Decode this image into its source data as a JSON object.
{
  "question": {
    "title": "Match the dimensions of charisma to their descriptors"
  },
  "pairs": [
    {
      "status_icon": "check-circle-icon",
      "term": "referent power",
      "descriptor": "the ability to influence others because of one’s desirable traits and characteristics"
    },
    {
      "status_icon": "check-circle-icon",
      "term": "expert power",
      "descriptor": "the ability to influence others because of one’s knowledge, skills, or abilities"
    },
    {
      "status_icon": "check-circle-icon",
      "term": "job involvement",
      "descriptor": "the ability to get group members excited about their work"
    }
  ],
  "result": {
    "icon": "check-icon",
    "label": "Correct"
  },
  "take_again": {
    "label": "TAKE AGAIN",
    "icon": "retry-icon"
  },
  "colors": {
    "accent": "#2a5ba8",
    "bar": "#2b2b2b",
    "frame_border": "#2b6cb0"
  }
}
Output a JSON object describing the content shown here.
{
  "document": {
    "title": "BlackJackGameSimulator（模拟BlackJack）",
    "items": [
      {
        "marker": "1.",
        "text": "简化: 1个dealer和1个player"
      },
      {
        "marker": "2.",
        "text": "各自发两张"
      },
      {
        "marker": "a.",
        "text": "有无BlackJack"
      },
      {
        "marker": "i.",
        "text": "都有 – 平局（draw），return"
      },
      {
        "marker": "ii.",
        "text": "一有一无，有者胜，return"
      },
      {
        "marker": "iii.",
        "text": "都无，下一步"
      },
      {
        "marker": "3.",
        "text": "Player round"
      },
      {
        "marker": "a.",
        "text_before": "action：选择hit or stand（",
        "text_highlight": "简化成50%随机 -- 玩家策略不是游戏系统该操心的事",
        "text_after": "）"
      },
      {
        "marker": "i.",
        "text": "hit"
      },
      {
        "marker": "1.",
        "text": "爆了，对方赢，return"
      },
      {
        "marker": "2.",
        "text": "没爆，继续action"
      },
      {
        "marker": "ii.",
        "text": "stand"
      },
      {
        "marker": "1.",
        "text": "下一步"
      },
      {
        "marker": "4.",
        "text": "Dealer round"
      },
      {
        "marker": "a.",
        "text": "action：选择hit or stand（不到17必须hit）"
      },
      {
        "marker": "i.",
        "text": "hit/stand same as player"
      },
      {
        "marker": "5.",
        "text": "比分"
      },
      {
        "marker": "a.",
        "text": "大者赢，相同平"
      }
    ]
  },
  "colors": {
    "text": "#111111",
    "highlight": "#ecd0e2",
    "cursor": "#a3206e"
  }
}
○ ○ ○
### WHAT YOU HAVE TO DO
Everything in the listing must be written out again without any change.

### SOLUTION TO THIS EXERCISE
Decode this image into its source data as a JSON object.
{
  "question": {
    "title": "Match the dimensions of charisma to their descriptors"
  },
  "pairs": [
    {
      "status_icon": "check-circle-icon",
      "term": "referent power",
      "descriptor": "the ability to influence others because of one’s desirable traits and characteristics"
    },
    {
      "status_icon": "check-circle-icon",
      "term": "expert power",
      "descriptor": "the ability to influence others because of one’s knowledge, skills, or abilities"
    },
    {
      "status_icon": "check-circle-icon",
      "term": "job involvement",
      "descriptor": "the ability to get group members excited about their work"
    }
  ],
  "result": {
    "icon": "check-icon",
    "label": "Correct"
  },
  "take_again": {
    "label": "TAKE AGAIN",
    "icon": "retry-icon"
  },
  "colors": {
    "accent": "#2a5ba8",
    "bar": "#2b2b2b",
    "frame_border": "#2b6cb0"
  }
}
Output a JSON object describing the content shown here.
{
  "document": {
    "title": "BlackJackGameSimulator（模拟BlackJack）",
    "items": [
      {
        "marker": "1.",
        "text": "简化: 1个dealer和1个player"
      },
      {
        "marker": "2.",
        "text": "各自发两张"
      },
      {
        "marker": "a.",
        "text": "有无BlackJack"
      },
      {
        "marker": "i.",
        "text": "都有 – 平局（draw），return"
      },
      {
        "marker": "ii.",
        "text": "一有一无，有者胜，return"
      },
      {
        "marker": "iii.",
        "text": "都无，下一步"
      },
      {
        "marker": "3.",
        "text": "Player round"
      },
      {
        "marker": "a.",
        "text_before": "action：选择hit or stand（",
        "text_highlight": "简化成50%随机 -- 玩家策略不是游戏系统该操心的事",
        "text_after": "）"
      },
      {
        "marker": "i.",
        "text": "hit"
      },
      {
        "marker": "1.",
        "text": "爆了，对方赢，return"
      },
      {
        "marker": "2.",
        "text": "没爆，继续action"
      },
      {
        "marker": "ii.",
        "text": "stand"
      },
      {
        "marker": "1.",
        "text": "下一步"
      },
      {
        "marker": "4.",
        "text": "Dealer round"
      },
      {
        "marker": "a.",
        "text": "action：选择hit or stand（不到17必须hit）"
      },
      {
        "marker": "i.",
        "text": "hit/stand same as player"
      },
      {
        "marker": "5.",
        "text": "比分"
      },
      {
        "marker": "a.",
        "text": "大者赢，相同平"
      }
    ]
  },
  "colors": {
    "text": "#111111",
    "highlight": "#ecd0e2",
    "cursor": "#a3206e"
  }
}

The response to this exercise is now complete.